Speaking on the sidelines after Noor’s presentation, Genting Plantations’ Chew Jit Seng, vice-president for sustainability, stated that insetting was a good idea to pursue, as did International Sustainability and Carbon Certification’s managing director Norbert Schmitz, while the Malaysian Palm Oil Council’s chief executive Dato’ Dr Makhdzir Mardan said it was something to be encouraged with his full support.
‘Insetting isn’t a new idea but is usually only used in the context of mitigating environmental impacts, such as land degradation, biodiversity and climate change. What is new is that we are asking the industry to work together with other partners to set up market structures and functional value chains for other agricultural and forest products’, explained Noor. ‘Put simply, insetting would see the oil-palm industry investing in building alternative agricultural livelihoods’ options for farmers in oil-palm landscapes’.
Research by the World Agroforestry Centre and others has shown that farmers with diverse livelihoods are more resilient towards fluctuating global prices as well as climate shocks.
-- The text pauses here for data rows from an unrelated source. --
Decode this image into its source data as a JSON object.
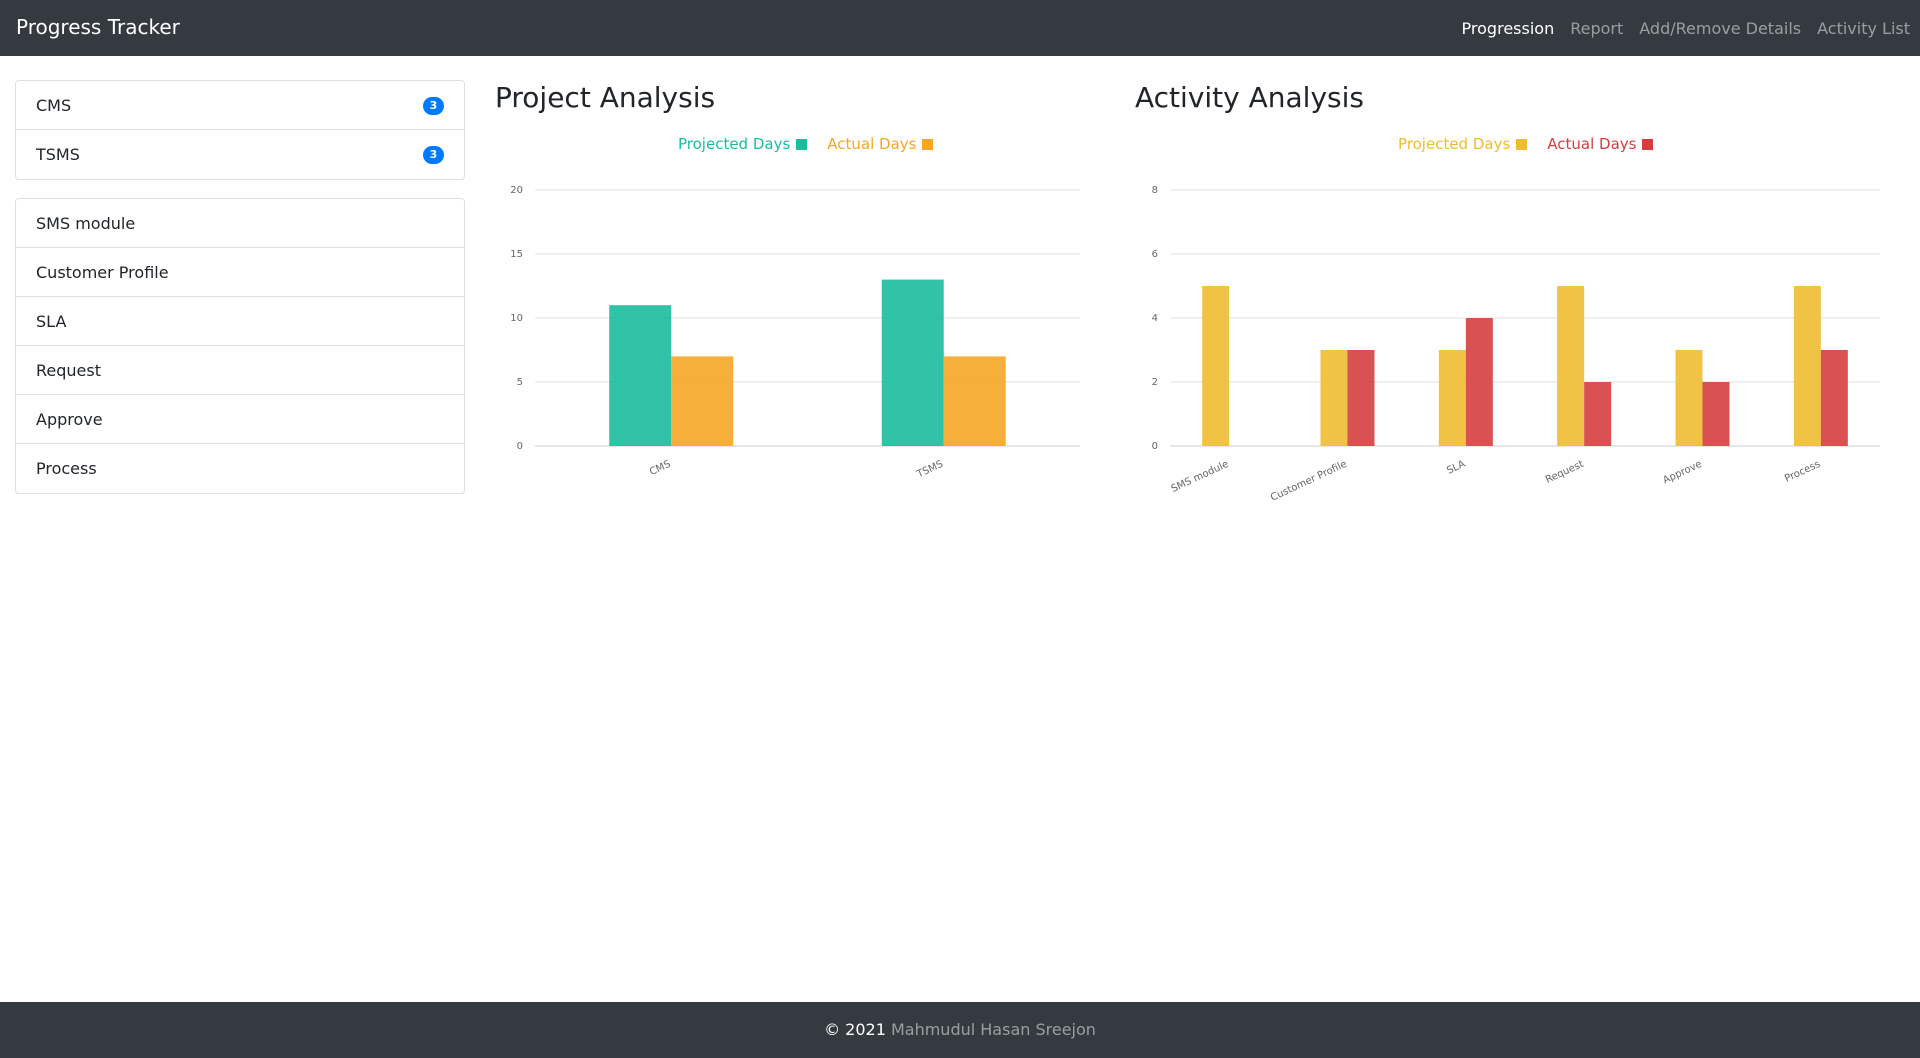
{
  "navbar": {
    "brand": "Progress Tracker",
    "links": [
      "Progression",
      "Report",
      "Add/Remove Details",
      "Activity List"
    ],
    "active_link": "Progression"
  },
  "sidebar": {
    "projects": [
      {
        "label": "CMS",
        "badge": "3"
      },
      {
        "label": "TSMS",
        "badge": "3"
      }
    ],
    "activities": [
      "SMS module",
      "Customer Profile",
      "SLA",
      "Request",
      "Approve",
      "Process"
    ]
  },
  "colors": {
    "navbar_bg": "#343a40",
    "badge": "#007bff",
    "project_projected": "#1abc9c",
    "project_actual": "#f5a623",
    "activity_projected": "#eebc30",
    "activity_actual": "#d63e3e"
  },
  "chart_data": [
    {
      "type": "bar",
      "title": "Project Analysis",
      "categories": [
        "CMS",
        "TSMS"
      ],
      "series": [
        {
          "name": "Projected Days",
          "values": [
            11,
            13
          ]
        },
        {
          "name": "Actual Days",
          "values": [
            7,
            7
          ]
        }
      ],
      "ylim": [
        0,
        20
      ],
      "yticks": [
        0,
        5,
        10,
        15,
        20
      ],
      "grid": true,
      "legend_position": "top-center"
    },
    {
      "type": "bar",
      "title": "Activity Analysis",
      "categories": [
        "SMS module",
        "Customer Profile",
        "SLA",
        "Request",
        "Approve",
        "Process"
      ],
      "series": [
        {
          "name": "Projected Days",
          "values": [
            5,
            3,
            3,
            5,
            3,
            5
          ]
        },
        {
          "name": "Actual Days",
          "values": [
            0,
            3,
            4,
            2,
            2,
            3
          ]
        }
      ],
      "ylim": [
        0,
        8
      ],
      "yticks": [
        0,
        2,
        4,
        6,
        8
      ],
      "grid": true,
      "legend_position": "top-center"
    }
  ],
  "footer": {
    "copyright": "© 2021",
    "author": "Mahmudul Hasan Sreejon"
  }
}
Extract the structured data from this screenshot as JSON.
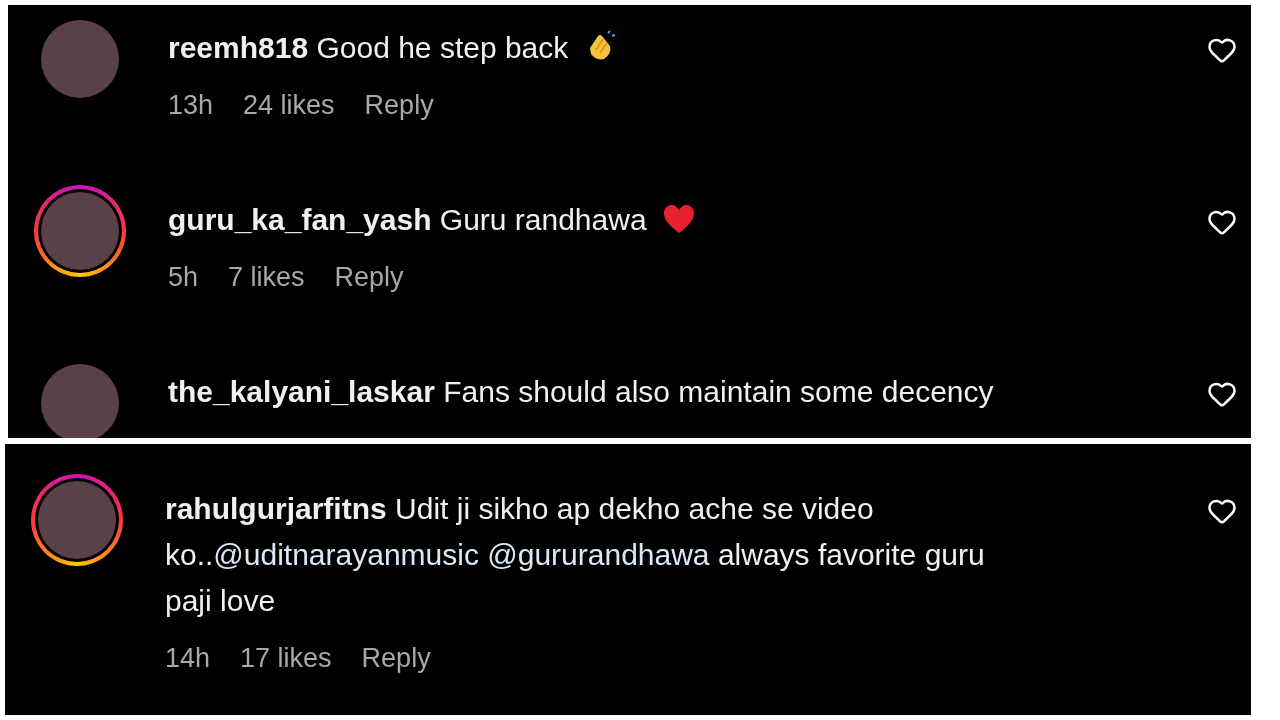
{
  "panels": [
    {
      "comments": [
        {
          "username": "reemh818",
          "story_ring": false,
          "body": [
            {
              "kind": "text",
              "text": "Good he step back"
            }
          ],
          "emoji": {
            "kind": "clap"
          },
          "time": "13h",
          "likes": "24 likes",
          "reply": "Reply"
        },
        {
          "username": "guru_ka_fan_yash",
          "story_ring": true,
          "body": [
            {
              "kind": "text",
              "text": "Guru randhawa"
            }
          ],
          "emoji": {
            "kind": "heart"
          },
          "time": "5h",
          "likes": "7 likes",
          "reply": "Reply"
        },
        {
          "username": "the_kalyani_laskar",
          "story_ring": false,
          "body": [
            {
              "kind": "text",
              "text": "Fans should also maintain some decency"
            }
          ]
        }
      ]
    },
    {
      "comments": [
        {
          "username": "rahulgurjarfitns",
          "story_ring": true,
          "body": [
            {
              "kind": "text",
              "text": "Udit ji sikho ap dekho ache se video ko.."
            },
            {
              "kind": "mention",
              "text": "@uditnarayanmusic"
            },
            {
              "kind": "mention",
              "text": "@gururandhawa"
            },
            {
              "kind": "text",
              "text": " always favorite guru paji love"
            }
          ],
          "time": "14h",
          "likes": "17 likes",
          "reply": "Reply"
        }
      ]
    }
  ]
}
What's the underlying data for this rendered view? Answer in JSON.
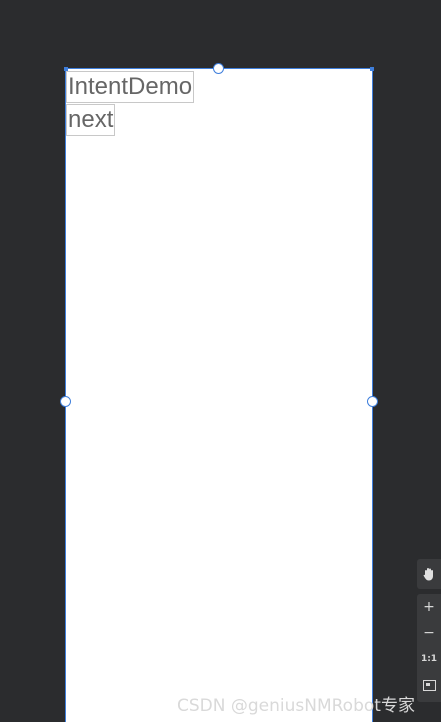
{
  "app": {
    "title_text": "IntentDemo",
    "button_text": "next"
  },
  "toolbar": {
    "pan_icon": "hand-icon",
    "zoom_in": "+",
    "zoom_out": "−",
    "actual_size": "1:1",
    "fit_icon": "fit-screen-icon"
  },
  "watermark": {
    "text": "CSDN @geniusNMRobot专家"
  },
  "colors": {
    "canvas_bg": "#2b2c2e",
    "selection": "#3f7fdc",
    "widget_text": "#666666"
  }
}
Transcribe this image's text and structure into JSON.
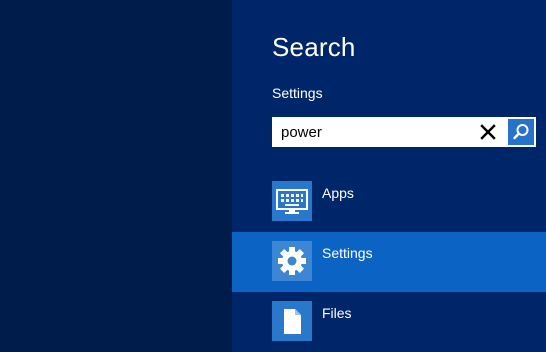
{
  "search_pane": {
    "title": "Search",
    "scope": "Settings",
    "query": "power",
    "results": [
      {
        "label": "Apps",
        "icon": "keyboard-icon",
        "selected": false
      },
      {
        "label": "Settings",
        "icon": "gear-icon",
        "selected": true
      },
      {
        "label": "Files",
        "icon": "document-icon",
        "selected": false
      }
    ]
  },
  "colors": {
    "background": "#001c4a",
    "pane": "#00266a",
    "selected": "#0b64c4",
    "tile": "#2a78cc",
    "accent": "#2673c9"
  }
}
But as well as better serving the smallholding producers of oil palm, insetting also promises to support the main aim of the oil-palm industry.
‘It’s important to note that insetting isn’t simply a different packaging of corporate social responsibility’, continued Noor. ‘It’s actually directly linked to the industry’s core business: increasing productivity. Farmers who are happier and better off are more likely to produce high palm-oil yields than farmers who eke out a marginal existence’.
Diverse agroforestry systems have been proven to broadly improve farmers’ livelihoods unlike monocultural crops that put farmers at the mercy of market and climate fluctuations.
‘The presentation was just an introduction of the concept to industry,’ explained Noor. ‘However, the message is clear that the palm-oil industry must change its strategy. With forward thinking, such as widespread adoption of insetting, the industry can stop being in defensive mode and prove it is really serious about sustainability.
‘But to do that, the industry has to change itself. One of the biggest challenges is how most people in the industry think about agriculture. The concept of mixed crops, or integrated farming, seems to have almost vanished from the mindset of the agriculturalists I spoke with at the conference. So it is critically important to get the industry leaders interested in diversification, produce research that will guide implementation and help them promote it widely amongst all players’.
The situation is critical for governments not only because of the falling revenues from the palm-oil industry but also for the security of incomes and food supply for citizens. Oil palm is not a very suitable crop for smallholders because it requires high upfront investment, is difficult to manage—especially for older people—and needs intensive input to produce high yields. Countries with higher incomes and ageing agricultural workforces, such as Malaysia, are experiencing a critical labour shortage. Malaysia has a high dependency (> 70%) on migrant workers, mainly from Indonesia. Now that Indonesia has become the main palm-oil producer and is offering the same wage levels, most migrant workers have returned to their home country. Addressing the problem through mechanization is not looking plausible owing to only poor-quality machinery being available.
At the same time, for most Indonesian and Malaysian farmers, oil palm has become the only possible use for their land, because there are no, or weak, market structures for other agricultural products.